::: PROVIDED DATA :::
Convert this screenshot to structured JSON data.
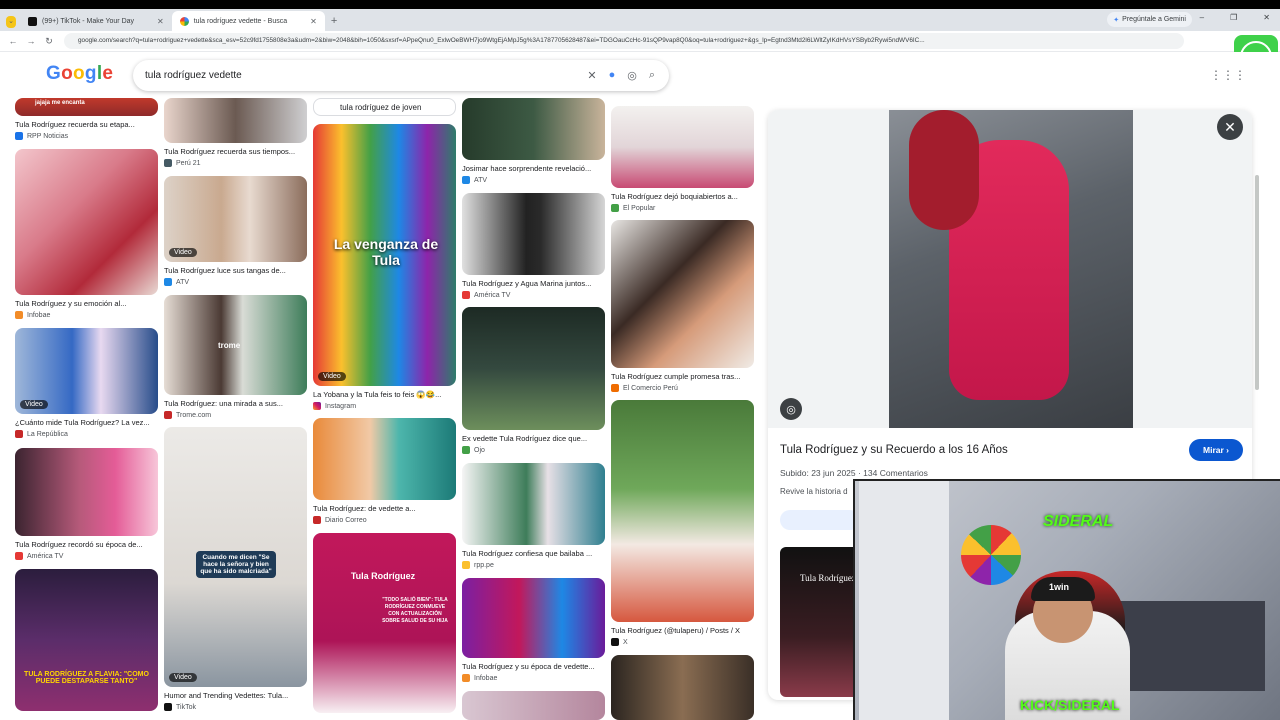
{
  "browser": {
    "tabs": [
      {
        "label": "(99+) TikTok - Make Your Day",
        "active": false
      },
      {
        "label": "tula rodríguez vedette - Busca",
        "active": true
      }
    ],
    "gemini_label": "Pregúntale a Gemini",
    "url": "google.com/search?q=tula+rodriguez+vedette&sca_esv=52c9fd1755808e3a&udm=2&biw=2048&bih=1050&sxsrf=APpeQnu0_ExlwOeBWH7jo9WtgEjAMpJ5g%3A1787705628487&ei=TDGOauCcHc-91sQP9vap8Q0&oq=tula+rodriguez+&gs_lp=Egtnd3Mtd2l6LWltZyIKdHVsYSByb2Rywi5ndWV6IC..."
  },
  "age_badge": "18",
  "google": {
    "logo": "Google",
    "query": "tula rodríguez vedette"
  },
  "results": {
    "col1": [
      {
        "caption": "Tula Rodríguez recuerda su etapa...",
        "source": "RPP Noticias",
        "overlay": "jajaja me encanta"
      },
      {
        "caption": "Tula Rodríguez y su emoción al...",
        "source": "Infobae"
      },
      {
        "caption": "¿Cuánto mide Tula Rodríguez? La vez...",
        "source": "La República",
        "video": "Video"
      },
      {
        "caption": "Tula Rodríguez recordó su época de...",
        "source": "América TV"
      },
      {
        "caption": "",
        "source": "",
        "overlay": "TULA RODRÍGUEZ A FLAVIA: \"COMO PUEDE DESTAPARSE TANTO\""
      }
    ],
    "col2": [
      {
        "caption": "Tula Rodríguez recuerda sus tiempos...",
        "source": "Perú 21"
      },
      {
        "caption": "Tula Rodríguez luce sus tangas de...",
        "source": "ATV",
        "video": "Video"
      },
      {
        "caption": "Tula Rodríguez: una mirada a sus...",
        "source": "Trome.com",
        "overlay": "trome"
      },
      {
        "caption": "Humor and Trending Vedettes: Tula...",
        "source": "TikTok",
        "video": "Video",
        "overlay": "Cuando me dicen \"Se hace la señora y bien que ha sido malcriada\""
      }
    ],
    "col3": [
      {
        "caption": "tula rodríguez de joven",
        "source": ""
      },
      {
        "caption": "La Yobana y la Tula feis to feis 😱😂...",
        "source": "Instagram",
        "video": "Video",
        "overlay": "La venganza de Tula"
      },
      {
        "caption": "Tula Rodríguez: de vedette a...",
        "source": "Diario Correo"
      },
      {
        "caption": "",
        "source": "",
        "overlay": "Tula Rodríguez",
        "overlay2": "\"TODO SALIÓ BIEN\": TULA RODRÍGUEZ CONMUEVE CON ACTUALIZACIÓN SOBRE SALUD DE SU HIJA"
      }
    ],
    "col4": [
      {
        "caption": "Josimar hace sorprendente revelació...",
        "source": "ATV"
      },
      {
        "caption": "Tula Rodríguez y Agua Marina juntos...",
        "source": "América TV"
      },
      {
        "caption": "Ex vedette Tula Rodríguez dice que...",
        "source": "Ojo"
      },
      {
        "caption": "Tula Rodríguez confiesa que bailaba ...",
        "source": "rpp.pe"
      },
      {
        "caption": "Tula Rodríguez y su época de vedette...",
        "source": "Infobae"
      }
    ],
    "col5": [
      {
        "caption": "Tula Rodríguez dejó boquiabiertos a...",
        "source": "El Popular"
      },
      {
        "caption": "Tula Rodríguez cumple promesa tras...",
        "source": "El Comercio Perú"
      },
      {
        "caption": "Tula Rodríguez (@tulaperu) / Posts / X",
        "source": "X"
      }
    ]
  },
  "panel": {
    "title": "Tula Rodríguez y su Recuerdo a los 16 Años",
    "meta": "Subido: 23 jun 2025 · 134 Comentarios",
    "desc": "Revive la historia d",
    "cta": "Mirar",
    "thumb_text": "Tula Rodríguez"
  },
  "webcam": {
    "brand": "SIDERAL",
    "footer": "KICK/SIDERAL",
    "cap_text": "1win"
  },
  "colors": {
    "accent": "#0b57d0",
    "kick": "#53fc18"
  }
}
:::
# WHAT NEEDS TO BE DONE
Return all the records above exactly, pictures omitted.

# REPLY
Convert this screenshot to structured JSON data.
{
  "browser": {
    "tabs": [
      {
        "label": "(99+) TikTok - Make Your Day",
        "active": false
      },
      {
        "label": "tula rodríguez vedette - Busca",
        "active": true
      }
    ],
    "gemini_label": "Pregúntale a Gemini",
    "url": "google.com/search?q=tula+rodriguez+vedette&sca_esv=52c9fd1755808e3a&udm=2&biw=2048&bih=1050&sxsrf=APpeQnu0_ExlwOeBWH7jo9WtgEjAMpJ5g%3A1787705628487&ei=TDGOauCcHc-91sQP9vap8Q0&oq=tula+rodriguez+&gs_lp=Egtnd3Mtd2l6LWltZyIKdHVsYSByb2Rywi5ndWV6IC..."
  },
  "age_badge": "18",
  "google": {
    "logo": "Google",
    "query": "tula rodríguez vedette"
  },
  "results": {
    "col1": [
      {
        "caption": "Tula Rodríguez recuerda su etapa...",
        "source": "RPP Noticias",
        "overlay": "jajaja me encanta"
      },
      {
        "caption": "Tula Rodríguez y su emoción al...",
        "source": "Infobae"
      },
      {
        "caption": "¿Cuánto mide Tula Rodríguez? La vez...",
        "source": "La República",
        "video": "Video"
      },
      {
        "caption": "Tula Rodríguez recordó su época de...",
        "source": "América TV"
      },
      {
        "caption": "",
        "source": "",
        "overlay": "TULA RODRÍGUEZ A FLAVIA: \"COMO PUEDE DESTAPARSE TANTO\""
      }
    ],
    "col2": [
      {
        "caption": "Tula Rodríguez recuerda sus tiempos...",
        "source": "Perú 21"
      },
      {
        "caption": "Tula Rodríguez luce sus tangas de...",
        "source": "ATV",
        "video": "Video"
      },
      {
        "caption": "Tula Rodríguez: una mirada a sus...",
        "source": "Trome.com",
        "overlay": "trome"
      },
      {
        "caption": "Humor and Trending Vedettes: Tula...",
        "source": "TikTok",
        "video": "Video",
        "overlay": "Cuando me dicen \"Se hace la señora y bien que ha sido malcriada\""
      }
    ],
    "col3": [
      {
        "caption": "tula rodríguez de joven",
        "source": ""
      },
      {
        "caption": "La Yobana y la Tula feis to feis 😱😂...",
        "source": "Instagram",
        "video": "Video",
        "overlay": "La venganza de Tula"
      },
      {
        "caption": "Tula Rodríguez: de vedette a...",
        "source": "Diario Correo"
      },
      {
        "caption": "",
        "source": "",
        "overlay": "Tula Rodríguez",
        "overlay2": "\"TODO SALIÓ BIEN\": TULA RODRÍGUEZ CONMUEVE CON ACTUALIZACIÓN SOBRE SALUD DE SU HIJA"
      }
    ],
    "col4": [
      {
        "caption": "Josimar hace sorprendente revelació...",
        "source": "ATV"
      },
      {
        "caption": "Tula Rodríguez y Agua Marina juntos...",
        "source": "América TV"
      },
      {
        "caption": "Ex vedette Tula Rodríguez dice que...",
        "source": "Ojo"
      },
      {
        "caption": "Tula Rodríguez confiesa que bailaba ...",
        "source": "rpp.pe"
      },
      {
        "caption": "Tula Rodríguez y su época de vedette...",
        "source": "Infobae"
      }
    ],
    "col5": [
      {
        "caption": "Tula Rodríguez dejó boquiabiertos a...",
        "source": "El Popular"
      },
      {
        "caption": "Tula Rodríguez cumple promesa tras...",
        "source": "El Comercio Perú"
      },
      {
        "caption": "Tula Rodríguez (@tulaperu) / Posts / X",
        "source": "X"
      }
    ]
  },
  "panel": {
    "title": "Tula Rodríguez y su Recuerdo a los 16 Años",
    "meta": "Subido: 23 jun 2025 · 134 Comentarios",
    "desc": "Revive la historia d",
    "cta": "Mirar",
    "thumb_text": "Tula Rodríguez"
  },
  "webcam": {
    "brand": "SIDERAL",
    "footer": "KICK/SIDERAL",
    "cap_text": "1win"
  },
  "colors": {
    "accent": "#0b57d0",
    "kick": "#53fc18"
  }
}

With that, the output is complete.